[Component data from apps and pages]
......

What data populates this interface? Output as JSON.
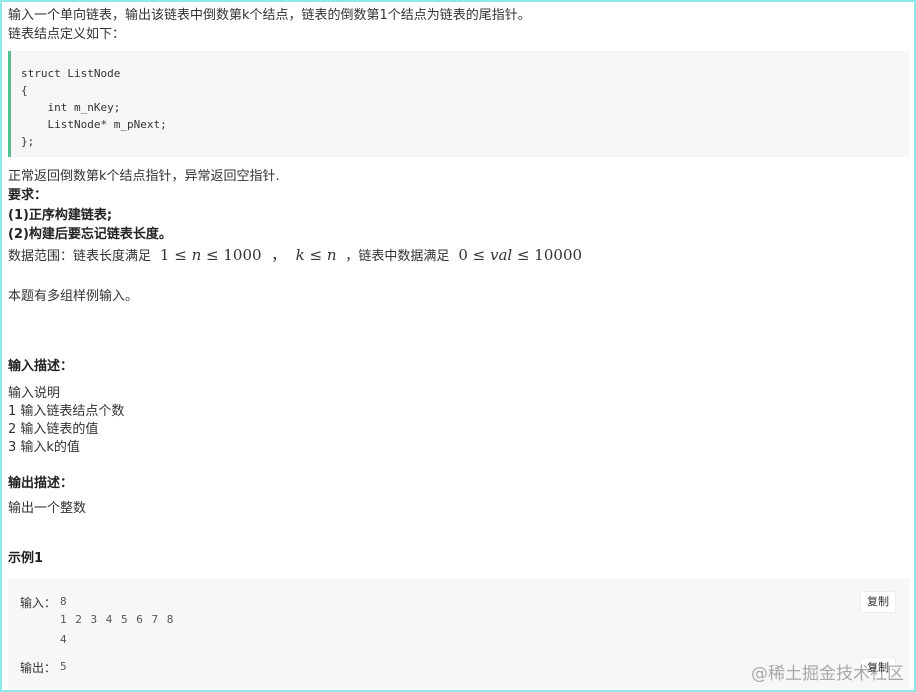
{
  "intro": {
    "line1": "输入一个单向链表，输出该链表中倒数第k个结点，链表的倒数第1个结点为链表的尾指针。",
    "line2": "链表结点定义如下："
  },
  "code": {
    "lines": [
      "struct ListNode",
      "{",
      "    int m_nKey;",
      "    ListNode* m_pNext;",
      "};"
    ]
  },
  "notes": {
    "return_line": "正常返回倒数第k个结点指针，异常返回空指针.",
    "requirements_title": "要求：",
    "req1": "(1)正序构建链表;",
    "req2": "(2)构建后要忘记链表长度。",
    "range_prefix": "数据范围：链表长度满足",
    "range_mid": "，链表中数据满足",
    "multi_case": "本题有多组样例输入。"
  },
  "input_desc": {
    "title": "输入描述：",
    "lines": [
      "输入说明",
      "1 输入链表结点个数",
      "2 输入链表的值",
      "3 输入k的值"
    ]
  },
  "output_desc": {
    "title": "输出描述：",
    "line": "输出一个整数"
  },
  "example": {
    "title": "示例1",
    "input_label": "输入：",
    "input_lines": [
      "8",
      "1 2 3 4 5 6 7 8",
      "4"
    ],
    "output_label": "输出：",
    "output_value": "5",
    "copy_label": "复制"
  },
  "watermark": "@稀土掘金技术社区"
}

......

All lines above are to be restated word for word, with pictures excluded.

**Result of this task**:
What data populates this interface? Output as JSON.
{
  "intro": {
    "line1": "输入一个单向链表，输出该链表中倒数第k个结点，链表的倒数第1个结点为链表的尾指针。",
    "line2": "链表结点定义如下："
  },
  "code": {
    "lines": [
      "struct ListNode",
      "{",
      "    int m_nKey;",
      "    ListNode* m_pNext;",
      "};"
    ]
  },
  "notes": {
    "return_line": "正常返回倒数第k个结点指针，异常返回空指针.",
    "requirements_title": "要求：",
    "req1": "(1)正序构建链表;",
    "req2": "(2)构建后要忘记链表长度。",
    "range_prefix": "数据范围：链表长度满足",
    "range_mid": "，链表中数据满足",
    "multi_case": "本题有多组样例输入。"
  },
  "input_desc": {
    "title": "输入描述：",
    "lines": [
      "输入说明",
      "1 输入链表结点个数",
      "2 输入链表的值",
      "3 输入k的值"
    ]
  },
  "output_desc": {
    "title": "输出描述：",
    "line": "输出一个整数"
  },
  "example": {
    "title": "示例1",
    "input_label": "输入：",
    "input_lines": [
      "8",
      "1 2 3 4 5 6 7 8",
      "4"
    ],
    "output_label": "输出：",
    "output_value": "5",
    "copy_label": "复制"
  },
  "watermark": "@稀土掘金技术社区"
}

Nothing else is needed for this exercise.